> **TASK PROMPT**: Every record needs to come back as written, except for the pictures.

> **Web page and app entries**:
>>>

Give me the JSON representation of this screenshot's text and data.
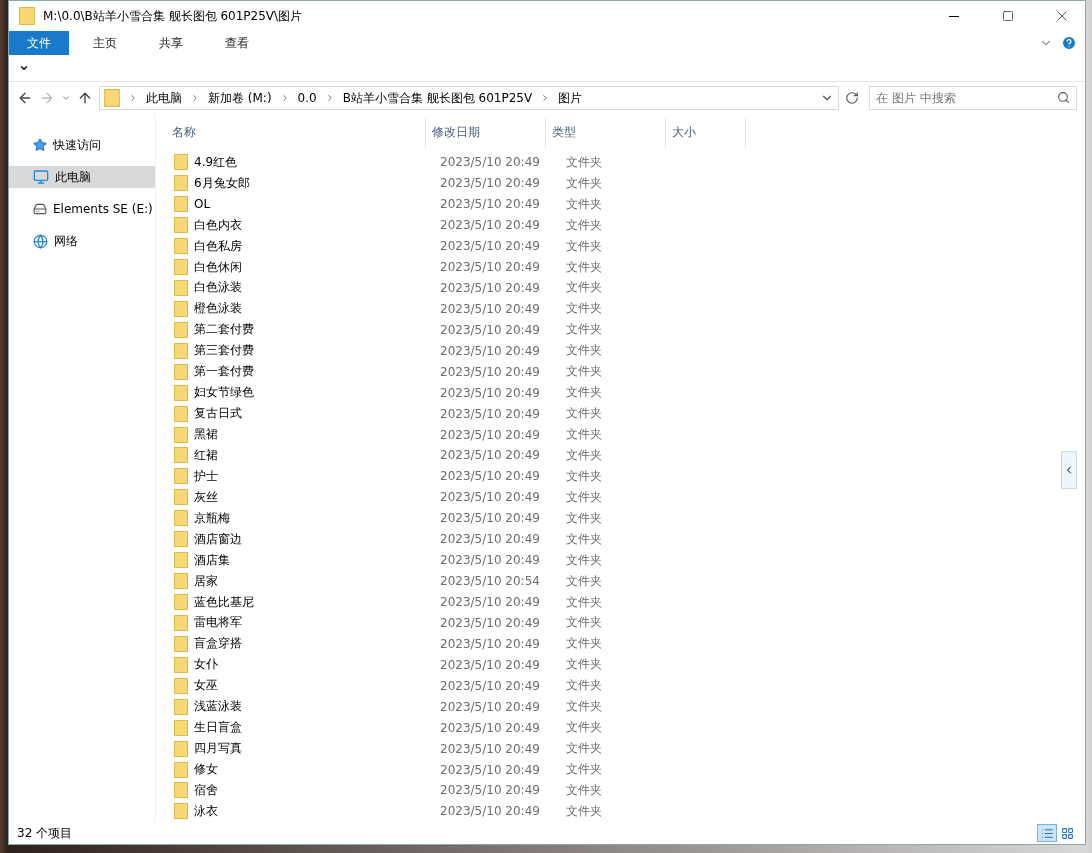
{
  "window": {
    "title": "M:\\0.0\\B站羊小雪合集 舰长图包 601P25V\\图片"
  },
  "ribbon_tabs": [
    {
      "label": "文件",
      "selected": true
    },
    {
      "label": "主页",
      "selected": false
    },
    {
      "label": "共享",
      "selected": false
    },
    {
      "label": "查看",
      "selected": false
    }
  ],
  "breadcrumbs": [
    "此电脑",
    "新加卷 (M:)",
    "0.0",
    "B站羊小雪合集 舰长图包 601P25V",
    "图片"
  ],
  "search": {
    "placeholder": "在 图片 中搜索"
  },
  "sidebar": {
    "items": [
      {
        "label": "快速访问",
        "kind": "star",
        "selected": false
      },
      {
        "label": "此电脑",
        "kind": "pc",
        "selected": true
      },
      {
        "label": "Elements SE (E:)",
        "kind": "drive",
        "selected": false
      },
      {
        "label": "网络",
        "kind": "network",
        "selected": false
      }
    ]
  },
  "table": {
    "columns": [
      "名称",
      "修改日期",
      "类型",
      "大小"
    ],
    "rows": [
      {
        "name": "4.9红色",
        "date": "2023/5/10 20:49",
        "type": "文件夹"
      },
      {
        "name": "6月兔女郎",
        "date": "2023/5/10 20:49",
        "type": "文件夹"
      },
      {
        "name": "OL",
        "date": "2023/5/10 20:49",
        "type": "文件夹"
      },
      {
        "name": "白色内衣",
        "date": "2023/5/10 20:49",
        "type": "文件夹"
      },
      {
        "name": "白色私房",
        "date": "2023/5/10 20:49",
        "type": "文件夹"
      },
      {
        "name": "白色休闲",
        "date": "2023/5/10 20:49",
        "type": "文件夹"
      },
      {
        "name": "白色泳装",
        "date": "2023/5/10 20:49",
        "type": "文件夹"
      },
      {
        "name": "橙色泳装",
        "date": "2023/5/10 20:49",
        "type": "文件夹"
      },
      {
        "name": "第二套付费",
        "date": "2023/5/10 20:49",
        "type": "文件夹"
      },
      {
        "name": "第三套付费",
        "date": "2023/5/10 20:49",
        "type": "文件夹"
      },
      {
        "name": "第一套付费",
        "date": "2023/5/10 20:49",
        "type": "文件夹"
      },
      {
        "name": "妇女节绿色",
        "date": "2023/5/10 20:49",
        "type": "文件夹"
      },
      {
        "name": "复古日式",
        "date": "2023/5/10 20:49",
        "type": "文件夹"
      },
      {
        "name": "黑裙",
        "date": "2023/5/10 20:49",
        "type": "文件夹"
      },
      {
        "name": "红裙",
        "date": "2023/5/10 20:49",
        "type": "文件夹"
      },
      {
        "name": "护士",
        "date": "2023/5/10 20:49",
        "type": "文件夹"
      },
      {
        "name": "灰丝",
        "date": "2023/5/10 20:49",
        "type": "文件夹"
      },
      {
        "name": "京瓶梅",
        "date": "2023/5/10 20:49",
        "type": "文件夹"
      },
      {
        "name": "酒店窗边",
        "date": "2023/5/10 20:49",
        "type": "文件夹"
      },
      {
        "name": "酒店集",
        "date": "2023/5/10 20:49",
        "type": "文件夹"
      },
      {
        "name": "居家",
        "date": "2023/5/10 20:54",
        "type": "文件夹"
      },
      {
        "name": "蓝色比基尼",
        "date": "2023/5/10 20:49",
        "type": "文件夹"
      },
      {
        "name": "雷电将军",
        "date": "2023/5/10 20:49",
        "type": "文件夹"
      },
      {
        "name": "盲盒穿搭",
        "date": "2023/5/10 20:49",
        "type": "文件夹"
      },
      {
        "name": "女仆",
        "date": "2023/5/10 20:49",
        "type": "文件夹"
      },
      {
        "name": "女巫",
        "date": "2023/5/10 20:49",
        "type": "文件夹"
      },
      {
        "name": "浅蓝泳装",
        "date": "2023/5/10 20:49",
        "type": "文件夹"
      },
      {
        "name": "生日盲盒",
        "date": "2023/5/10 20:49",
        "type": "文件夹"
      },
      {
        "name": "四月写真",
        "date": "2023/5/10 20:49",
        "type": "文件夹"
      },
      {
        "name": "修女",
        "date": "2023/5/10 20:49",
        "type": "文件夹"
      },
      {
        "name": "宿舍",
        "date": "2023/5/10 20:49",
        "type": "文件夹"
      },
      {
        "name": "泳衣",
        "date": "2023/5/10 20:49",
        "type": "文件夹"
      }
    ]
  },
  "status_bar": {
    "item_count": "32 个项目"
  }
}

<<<

> **COMPLETED EXERCISE**:
Give me the JSON representation of this screenshot's text and data.
{
  "window": {
    "title": "M:\\0.0\\B站羊小雪合集 舰长图包 601P25V\\图片"
  },
  "ribbon_tabs": [
    {
      "label": "文件",
      "selected": true
    },
    {
      "label": "主页",
      "selected": false
    },
    {
      "label": "共享",
      "selected": false
    },
    {
      "label": "查看",
      "selected": false
    }
  ],
  "breadcrumbs": [
    "此电脑",
    "新加卷 (M:)",
    "0.0",
    "B站羊小雪合集 舰长图包 601P25V",
    "图片"
  ],
  "search": {
    "placeholder": "在 图片 中搜索"
  },
  "sidebar": {
    "items": [
      {
        "label": "快速访问",
        "kind": "star",
        "selected": false
      },
      {
        "label": "此电脑",
        "kind": "pc",
        "selected": true
      },
      {
        "label": "Elements SE (E:)",
        "kind": "drive",
        "selected": false
      },
      {
        "label": "网络",
        "kind": "network",
        "selected": false
      }
    ]
  },
  "table": {
    "columns": [
      "名称",
      "修改日期",
      "类型",
      "大小"
    ],
    "rows": [
      {
        "name": "4.9红色",
        "date": "2023/5/10 20:49",
        "type": "文件夹"
      },
      {
        "name": "6月兔女郎",
        "date": "2023/5/10 20:49",
        "type": "文件夹"
      },
      {
        "name": "OL",
        "date": "2023/5/10 20:49",
        "type": "文件夹"
      },
      {
        "name": "白色内衣",
        "date": "2023/5/10 20:49",
        "type": "文件夹"
      },
      {
        "name": "白色私房",
        "date": "2023/5/10 20:49",
        "type": "文件夹"
      },
      {
        "name": "白色休闲",
        "date": "2023/5/10 20:49",
        "type": "文件夹"
      },
      {
        "name": "白色泳装",
        "date": "2023/5/10 20:49",
        "type": "文件夹"
      },
      {
        "name": "橙色泳装",
        "date": "2023/5/10 20:49",
        "type": "文件夹"
      },
      {
        "name": "第二套付费",
        "date": "2023/5/10 20:49",
        "type": "文件夹"
      },
      {
        "name": "第三套付费",
        "date": "2023/5/10 20:49",
        "type": "文件夹"
      },
      {
        "name": "第一套付费",
        "date": "2023/5/10 20:49",
        "type": "文件夹"
      },
      {
        "name": "妇女节绿色",
        "date": "2023/5/10 20:49",
        "type": "文件夹"
      },
      {
        "name": "复古日式",
        "date": "2023/5/10 20:49",
        "type": "文件夹"
      },
      {
        "name": "黑裙",
        "date": "2023/5/10 20:49",
        "type": "文件夹"
      },
      {
        "name": "红裙",
        "date": "2023/5/10 20:49",
        "type": "文件夹"
      },
      {
        "name": "护士",
        "date": "2023/5/10 20:49",
        "type": "文件夹"
      },
      {
        "name": "灰丝",
        "date": "2023/5/10 20:49",
        "type": "文件夹"
      },
      {
        "name": "京瓶梅",
        "date": "2023/5/10 20:49",
        "type": "文件夹"
      },
      {
        "name": "酒店窗边",
        "date": "2023/5/10 20:49",
        "type": "文件夹"
      },
      {
        "name": "酒店集",
        "date": "2023/5/10 20:49",
        "type": "文件夹"
      },
      {
        "name": "居家",
        "date": "2023/5/10 20:54",
        "type": "文件夹"
      },
      {
        "name": "蓝色比基尼",
        "date": "2023/5/10 20:49",
        "type": "文件夹"
      },
      {
        "name": "雷电将军",
        "date": "2023/5/10 20:49",
        "type": "文件夹"
      },
      {
        "name": "盲盒穿搭",
        "date": "2023/5/10 20:49",
        "type": "文件夹"
      },
      {
        "name": "女仆",
        "date": "2023/5/10 20:49",
        "type": "文件夹"
      },
      {
        "name": "女巫",
        "date": "2023/5/10 20:49",
        "type": "文件夹"
      },
      {
        "name": "浅蓝泳装",
        "date": "2023/5/10 20:49",
        "type": "文件夹"
      },
      {
        "name": "生日盲盒",
        "date": "2023/5/10 20:49",
        "type": "文件夹"
      },
      {
        "name": "四月写真",
        "date": "2023/5/10 20:49",
        "type": "文件夹"
      },
      {
        "name": "修女",
        "date": "2023/5/10 20:49",
        "type": "文件夹"
      },
      {
        "name": "宿舍",
        "date": "2023/5/10 20:49",
        "type": "文件夹"
      },
      {
        "name": "泳衣",
        "date": "2023/5/10 20:49",
        "type": "文件夹"
      }
    ]
  },
  "status_bar": {
    "item_count": "32 个项目"
  }
}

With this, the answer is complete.